Resilience and the future of UK Treescapes

Edgbaston Room Lucas House
Friday 27 September 2019 (09:00-16:00)

To find out more about this workshop please email Deanne Brettle (Geography, Earth and Environmental Sciences)


WORKSHOP LEADER: Professor Rob MacKenzie
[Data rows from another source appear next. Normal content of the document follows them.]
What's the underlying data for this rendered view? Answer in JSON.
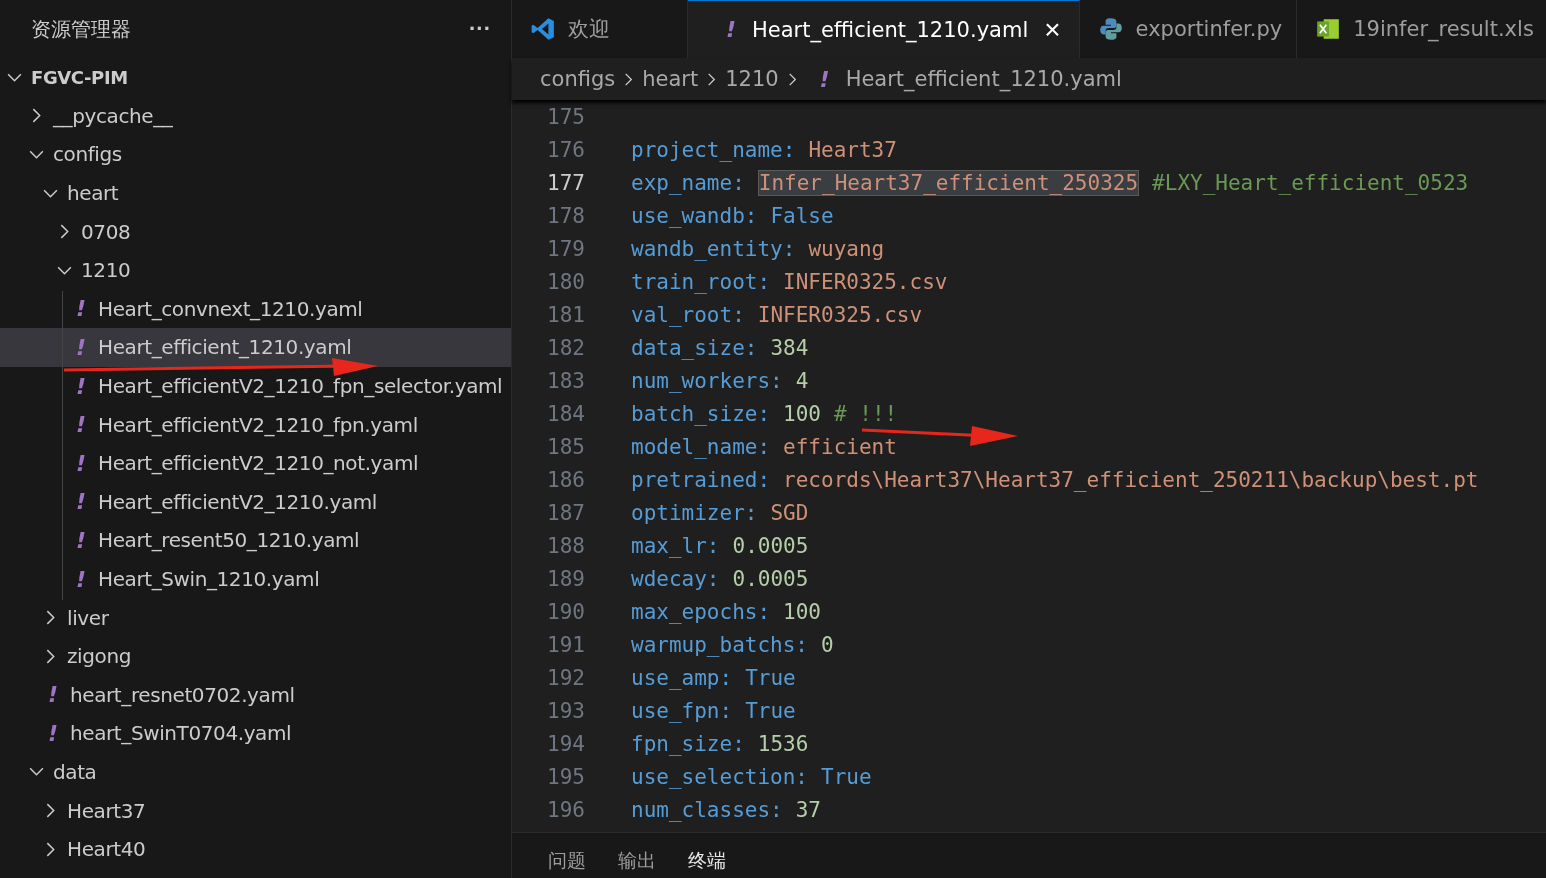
{
  "sidebar": {
    "title": "资源管理器",
    "more": "···",
    "tree": [
      {
        "label": "FGVC-PIM",
        "kind": "root",
        "expanded": true,
        "selected": false,
        "children": [
          {
            "label": "__pycache__",
            "kind": "folder",
            "expanded": false,
            "selected": false
          },
          {
            "label": "configs",
            "kind": "folder",
            "expanded": true,
            "selected": false,
            "children": [
              {
                "label": "heart",
                "kind": "folder",
                "expanded": true,
                "selected": false,
                "children": [
                  {
                    "label": "0708",
                    "kind": "folder",
                    "expanded": false,
                    "selected": false
                  },
                  {
                    "label": "1210",
                    "kind": "folder",
                    "expanded": true,
                    "selected": false,
                    "children": [
                      {
                        "label": "Heart_convnext_1210.yaml",
                        "kind": "file",
                        "icon": "!",
                        "selected": false
                      },
                      {
                        "label": "Heart_efficient_1210.yaml",
                        "kind": "file",
                        "icon": "!",
                        "selected": true
                      },
                      {
                        "label": "Heart_efficientV2_1210_fpn_selector.yaml",
                        "kind": "file",
                        "icon": "!",
                        "selected": false
                      },
                      {
                        "label": "Heart_efficientV2_1210_fpn.yaml",
                        "kind": "file",
                        "icon": "!",
                        "selected": false
                      },
                      {
                        "label": "Heart_efficientV2_1210_not.yaml",
                        "kind": "file",
                        "icon": "!",
                        "selected": false
                      },
                      {
                        "label": "Heart_efficientV2_1210.yaml",
                        "kind": "file",
                        "icon": "!",
                        "selected": false
                      },
                      {
                        "label": "Heart_resent50_1210.yaml",
                        "kind": "file",
                        "icon": "!",
                        "selected": false
                      },
                      {
                        "label": "Heart_Swin_1210.yaml",
                        "kind": "file",
                        "icon": "!",
                        "selected": false
                      }
                    ]
                  }
                ]
              },
              {
                "label": "liver",
                "kind": "folder",
                "expanded": false,
                "selected": false
              },
              {
                "label": "zigong",
                "kind": "folder",
                "expanded": false,
                "selected": false
              },
              {
                "label": "heart_resnet0702.yaml",
                "kind": "file",
                "icon": "!",
                "selected": false
              },
              {
                "label": "heart_SwinT0704.yaml",
                "kind": "file",
                "icon": "!",
                "selected": false
              }
            ]
          },
          {
            "label": "data",
            "kind": "folder",
            "expanded": true,
            "selected": false,
            "children": [
              {
                "label": "Heart37",
                "kind": "folder",
                "expanded": false,
                "selected": false
              },
              {
                "label": "Heart40",
                "kind": "folder",
                "expanded": false,
                "selected": false
              }
            ]
          }
        ]
      }
    ]
  },
  "tabs": [
    {
      "label": "欢迎",
      "kind": "vscode",
      "selected": false
    },
    {
      "label": "Heart_efficient_1210.yaml",
      "kind": "yaml",
      "icon": "!",
      "selected": true,
      "close": "×"
    },
    {
      "label": "exportinfer.py",
      "kind": "python",
      "selected": false
    },
    {
      "label": "19infer_result.xls",
      "kind": "excel",
      "selected": false
    }
  ],
  "breadcrumb": [
    {
      "label": "configs"
    },
    {
      "label": "heart"
    },
    {
      "label": "1210"
    },
    {
      "label": "Heart_efficient_1210.yaml",
      "icon": "!"
    }
  ],
  "editor": {
    "lines": [
      {
        "number": "175",
        "selected": false
      },
      {
        "number": "176",
        "key": "project_name:",
        "value": "Heart37",
        "kind": "string",
        "selected": false
      },
      {
        "number": "177",
        "key": "exp_name:",
        "value": "Infer_Heart37_efficient_250325",
        "kind": "string",
        "comment": "#LXY_Heart_efficient_0523",
        "selected": true
      },
      {
        "number": "178",
        "key": "use_wandb:",
        "value": "False",
        "kind": "boolean",
        "selected": false
      },
      {
        "number": "179",
        "key": "wandb_entity:",
        "value": "wuyang",
        "kind": "string",
        "selected": false
      },
      {
        "number": "180",
        "key": "train_root:",
        "value": "INFER0325.csv",
        "kind": "string",
        "selected": false
      },
      {
        "number": "181",
        "key": "val_root:",
        "value": "INFER0325.csv",
        "kind": "string",
        "selected": false
      },
      {
        "number": "182",
        "key": "data_size:",
        "value": "384",
        "kind": "number",
        "selected": false
      },
      {
        "number": "183",
        "key": "num_workers:",
        "value": "4",
        "kind": "number",
        "selected": false
      },
      {
        "number": "184",
        "key": "batch_size:",
        "value": "100",
        "kind": "number",
        "comment": "# !!!",
        "selected": false
      },
      {
        "number": "185",
        "key": "model_name:",
        "value": "efficient",
        "kind": "string",
        "selected": false
      },
      {
        "number": "186",
        "key": "pretrained:",
        "value": "records\\Heart37\\Heart37_efficient_250211\\backup\\best.pt",
        "kind": "string",
        "selected": false
      },
      {
        "number": "187",
        "key": "optimizer:",
        "value": "SGD",
        "kind": "string",
        "selected": false
      },
      {
        "number": "188",
        "key": "max_lr:",
        "value": "0.0005",
        "kind": "number",
        "selected": false
      },
      {
        "number": "189",
        "key": "wdecay:",
        "value": "0.0005",
        "kind": "number",
        "selected": false
      },
      {
        "number": "190",
        "key": "max_epochs:",
        "value": "100",
        "kind": "number",
        "selected": false
      },
      {
        "number": "191",
        "key": "warmup_batchs:",
        "value": "0",
        "kind": "number",
        "selected": false
      },
      {
        "number": "192",
        "key": "use_amp:",
        "value": "True",
        "kind": "boolean",
        "selected": false
      },
      {
        "number": "193",
        "key": "use_fpn:",
        "value": "True",
        "kind": "boolean",
        "selected": false
      },
      {
        "number": "194",
        "key": "fpn_size:",
        "value": "1536",
        "kind": "number",
        "selected": false
      },
      {
        "number": "195",
        "key": "use_selection:",
        "value": "True",
        "kind": "boolean",
        "selected": false
      },
      {
        "number": "196",
        "key": "num_classes:",
        "value": "37",
        "kind": "number",
        "selected": false
      }
    ]
  },
  "panel": {
    "tabs": [
      {
        "label": "问题",
        "selected": false
      },
      {
        "label": "输出",
        "selected": false
      },
      {
        "label": "终端",
        "selected": true
      }
    ]
  }
}
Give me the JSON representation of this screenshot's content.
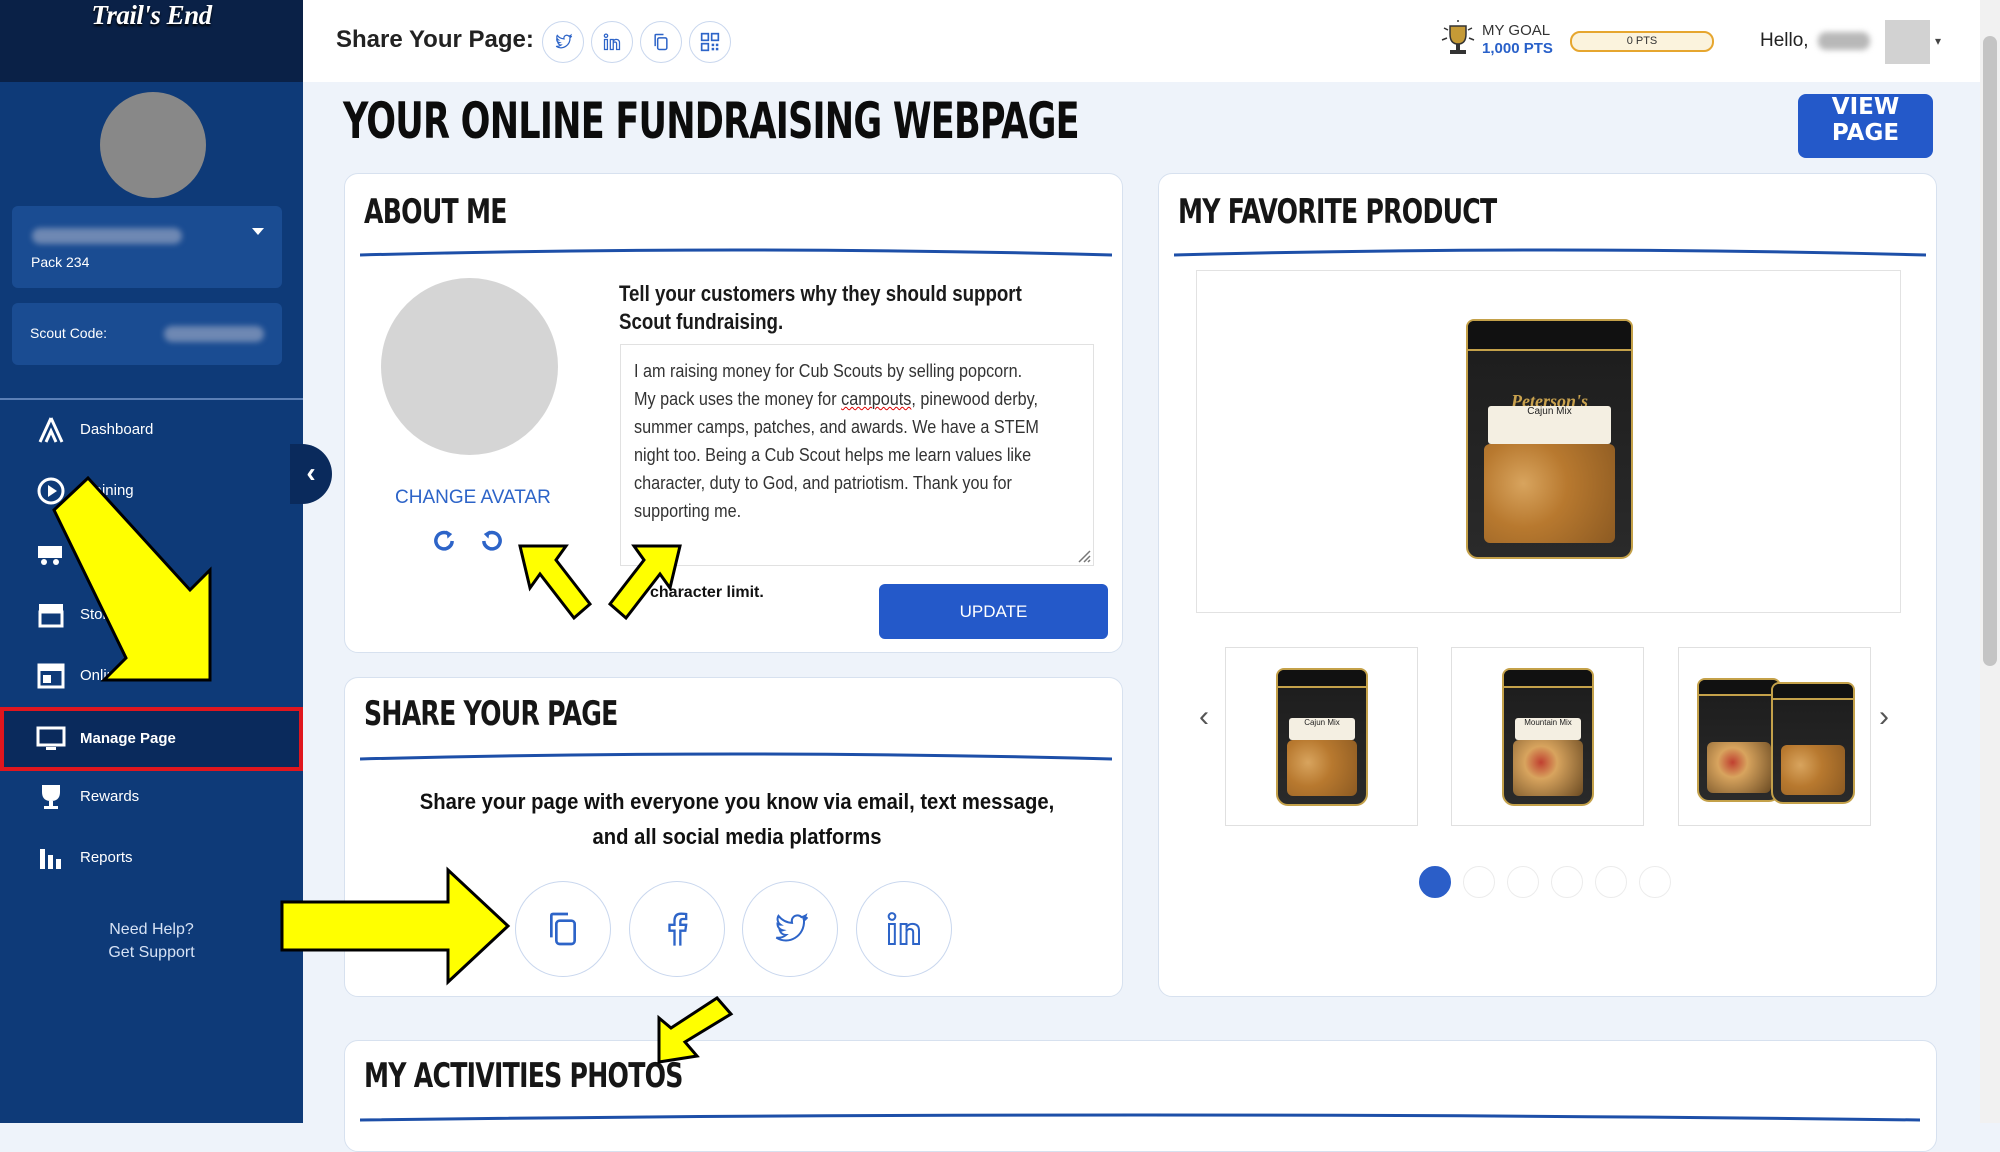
{
  "brand": "Trail's End",
  "sidebar": {
    "pack": "Pack 234",
    "scout_code_label": "Scout Code:",
    "nav": [
      {
        "label": "Dashboard",
        "icon": "tent-icon"
      },
      {
        "label": "Training",
        "icon": "play-icon"
      },
      {
        "label": "",
        "icon": "wagon-icon"
      },
      {
        "label": "Store",
        "icon": "storefront-icon"
      },
      {
        "label": "Online",
        "icon": "browser-icon"
      },
      {
        "label": "Manage Page",
        "icon": "monitor-icon"
      },
      {
        "label": "Rewards",
        "icon": "trophy-icon"
      },
      {
        "label": "Reports",
        "icon": "bar-chart-icon"
      }
    ],
    "help_line1": "Need Help?",
    "help_line2": "Get Support"
  },
  "topbar": {
    "share_title": "Share Your Page:",
    "goal_label": "MY GOAL",
    "goal_value": "1,000 PTS",
    "progress_text": "0 PTS",
    "progress_fraction": 0,
    "hello": "Hello,"
  },
  "page": {
    "headline": "YOUR ONLINE FUNDRAISING WEBPAGE",
    "view_button": "VIEW PAGE"
  },
  "about": {
    "title": "ABOUT ME",
    "change_avatar": "CHANGE AVATAR",
    "prompt": "Tell your customers why they should support Scout fundraising.",
    "text_before": "I am raising money for Cub Scouts by selling popcorn.  My pack uses the money for ",
    "text_misspelled": "campouts",
    "text_after": ", pinewood derby, summer camps, patches, and awards.  We have a STEM night too.  Being a Cub Scout helps me learn values like character, duty to God, and patriotism.  Thank you for supporting me.",
    "char_limit": "character limit.",
    "update_button": "UPDATE"
  },
  "share": {
    "title": "SHARE YOUR PAGE",
    "description": "Share your page with everyone you know via email, text message, and all social media platforms"
  },
  "product": {
    "title": "MY FAVORITE PRODUCT",
    "main_label": "Cajun Mix",
    "brand_on_bag": "Peterson's",
    "thumbs": [
      "Cajun Mix",
      "Mountain Mix",
      "Cajun Mix / Mountain Mix"
    ]
  },
  "activities": {
    "title": "MY ACTIVITIES PHOTOS"
  },
  "colors": {
    "sidebar": "#0e3a78",
    "accent": "#2459c9",
    "highlight_box": "#e0161e",
    "arrow": "#ffff00"
  }
}
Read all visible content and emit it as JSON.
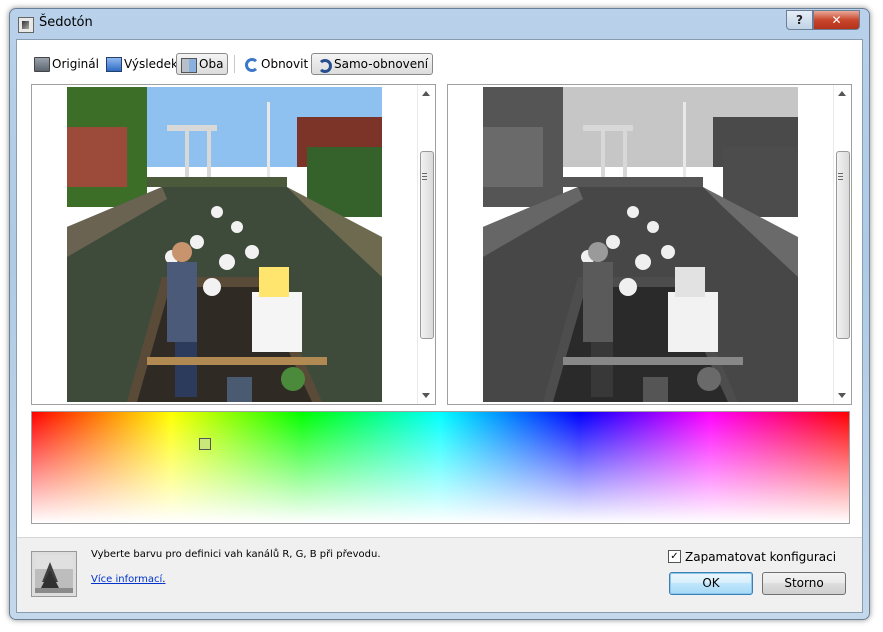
{
  "window": {
    "title": "Šedotón",
    "help_glyph": "?",
    "close_glyph": "✕"
  },
  "toolbar": {
    "original": "Originál",
    "result": "Výsledek",
    "both": "Oba",
    "refresh": "Obnovit",
    "auto_refresh": "Samo-obnovení"
  },
  "footer": {
    "description": "Vyberte barvu pro definici vah kanálů R, G, B při převodu.",
    "more_info": "Více informací",
    "more_info_suffix": ".",
    "remember_config": "Zapamatovat konfiguraci",
    "remember_checked": true,
    "check_glyph": "✓",
    "ok": "OK",
    "cancel": "Storno"
  },
  "colors": {
    "window_frame": "#b9d1ea",
    "link": "#0033cc",
    "ok_button": "#bee6fd"
  },
  "icons": [
    "app-icon",
    "monitor-icon",
    "monitor-blue-icon",
    "split-view-icon",
    "refresh-icon",
    "auto-refresh-icon",
    "checkbox-check-icon"
  ]
}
Plants, as sessile organisms, are constantly exposed to abiotic (environmental change) and biotic (pests and pathogens) conditions. Trees, with an average life expectancy of centuries, have a strong immune system that allows them to survive these threats in normal circumstances. However, in the last few years, we have seen outbreaks of tree diseases such as ash dieback that we have not been prepared for. These events have been exacerbated by climate change (e.g. increased temperature and CO2 concentration) and globalization (e.g. movement of people and goods). The speed at which these phenomena are occurring simply leaves us and our forests, vulnerable to unexpected landscape changes. Much of the effort to control disease outbreaks is directed at operational responses to immediate threats, and there is a need, therefore, to focus on enhancing our fundamental understanding of plant-pathogen-environment interactions in the longer-term. It is clear that the successful implementation of effective strategies and solutions cannot be achieved by individual countries alone but is dependent on global effort. Therefore, global exchange of knowledge, common thinking and scientific collaboration towards forest biosecurity are urgently required.